*Try it*: Repeat the records below word for word, but start at the line that contains "Output a JSON", stop after the last line, and include nothing else.

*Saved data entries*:
= Beginning of Section =
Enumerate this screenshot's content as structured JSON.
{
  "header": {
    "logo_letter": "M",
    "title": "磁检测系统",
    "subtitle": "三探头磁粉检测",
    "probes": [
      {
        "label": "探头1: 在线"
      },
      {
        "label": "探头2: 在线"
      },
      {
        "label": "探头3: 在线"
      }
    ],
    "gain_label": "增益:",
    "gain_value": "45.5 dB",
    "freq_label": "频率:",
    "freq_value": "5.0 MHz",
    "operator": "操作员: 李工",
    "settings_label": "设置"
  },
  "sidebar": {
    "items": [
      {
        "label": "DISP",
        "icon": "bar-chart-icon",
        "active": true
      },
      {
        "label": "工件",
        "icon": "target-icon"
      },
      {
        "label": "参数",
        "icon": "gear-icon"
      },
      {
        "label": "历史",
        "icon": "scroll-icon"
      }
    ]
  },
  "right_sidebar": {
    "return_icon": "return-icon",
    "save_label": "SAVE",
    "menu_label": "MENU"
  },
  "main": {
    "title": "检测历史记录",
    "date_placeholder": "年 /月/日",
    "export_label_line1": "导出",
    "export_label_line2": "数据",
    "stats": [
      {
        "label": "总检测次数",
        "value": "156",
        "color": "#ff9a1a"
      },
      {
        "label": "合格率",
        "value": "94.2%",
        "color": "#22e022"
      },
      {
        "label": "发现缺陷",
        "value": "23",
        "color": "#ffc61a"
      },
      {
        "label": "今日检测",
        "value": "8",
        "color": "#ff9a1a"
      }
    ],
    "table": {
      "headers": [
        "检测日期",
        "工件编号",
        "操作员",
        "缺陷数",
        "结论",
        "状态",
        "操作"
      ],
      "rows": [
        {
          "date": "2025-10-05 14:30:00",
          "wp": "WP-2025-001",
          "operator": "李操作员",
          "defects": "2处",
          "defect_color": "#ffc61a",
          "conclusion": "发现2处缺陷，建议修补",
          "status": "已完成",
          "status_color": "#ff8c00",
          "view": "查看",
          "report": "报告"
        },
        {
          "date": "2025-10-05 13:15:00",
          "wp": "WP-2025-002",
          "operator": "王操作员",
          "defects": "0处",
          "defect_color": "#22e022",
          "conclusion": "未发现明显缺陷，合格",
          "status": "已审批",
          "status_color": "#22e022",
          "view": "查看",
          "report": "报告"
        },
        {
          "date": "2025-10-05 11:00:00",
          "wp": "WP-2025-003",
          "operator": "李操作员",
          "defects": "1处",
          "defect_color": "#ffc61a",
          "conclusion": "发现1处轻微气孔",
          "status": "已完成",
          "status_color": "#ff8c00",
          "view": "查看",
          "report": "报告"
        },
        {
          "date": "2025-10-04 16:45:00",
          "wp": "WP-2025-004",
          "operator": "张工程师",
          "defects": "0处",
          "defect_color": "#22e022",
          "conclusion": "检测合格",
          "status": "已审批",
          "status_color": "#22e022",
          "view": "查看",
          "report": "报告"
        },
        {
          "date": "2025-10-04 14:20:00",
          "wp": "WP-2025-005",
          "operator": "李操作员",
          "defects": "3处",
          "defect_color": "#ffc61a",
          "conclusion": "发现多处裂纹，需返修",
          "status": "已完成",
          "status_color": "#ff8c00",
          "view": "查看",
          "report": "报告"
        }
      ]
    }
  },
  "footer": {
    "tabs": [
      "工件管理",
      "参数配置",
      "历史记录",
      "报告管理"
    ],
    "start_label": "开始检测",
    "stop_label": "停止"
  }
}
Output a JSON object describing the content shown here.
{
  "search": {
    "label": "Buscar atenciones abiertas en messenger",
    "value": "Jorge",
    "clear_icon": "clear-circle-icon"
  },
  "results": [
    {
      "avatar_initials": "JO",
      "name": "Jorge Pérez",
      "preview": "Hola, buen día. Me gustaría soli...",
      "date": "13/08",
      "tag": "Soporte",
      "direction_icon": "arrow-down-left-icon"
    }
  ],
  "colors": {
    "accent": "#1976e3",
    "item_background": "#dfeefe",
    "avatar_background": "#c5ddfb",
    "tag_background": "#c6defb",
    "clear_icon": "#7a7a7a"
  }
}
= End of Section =
*Reply*:
Output a JSON object describing the content shown here.
{
  "search": {
    "label": "Buscar atenciones abiertas en messenger",
    "value": "Jorge",
    "clear_icon": "clear-circle-icon"
  },
  "results": [
    {
      "avatar_initials": "JO",
      "name": "Jorge Pérez",
      "preview": "Hola, buen día. Me gustaría soli...",
      "date": "13/08",
      "tag": "Soporte",
      "direction_icon": "arrow-down-left-icon"
    }
  ],
  "colors": {
    "accent": "#1976e3",
    "item_background": "#dfeefe",
    "avatar_background": "#c5ddfb",
    "tag_background": "#c6defb",
    "clear_icon": "#7a7a7a"
  }
}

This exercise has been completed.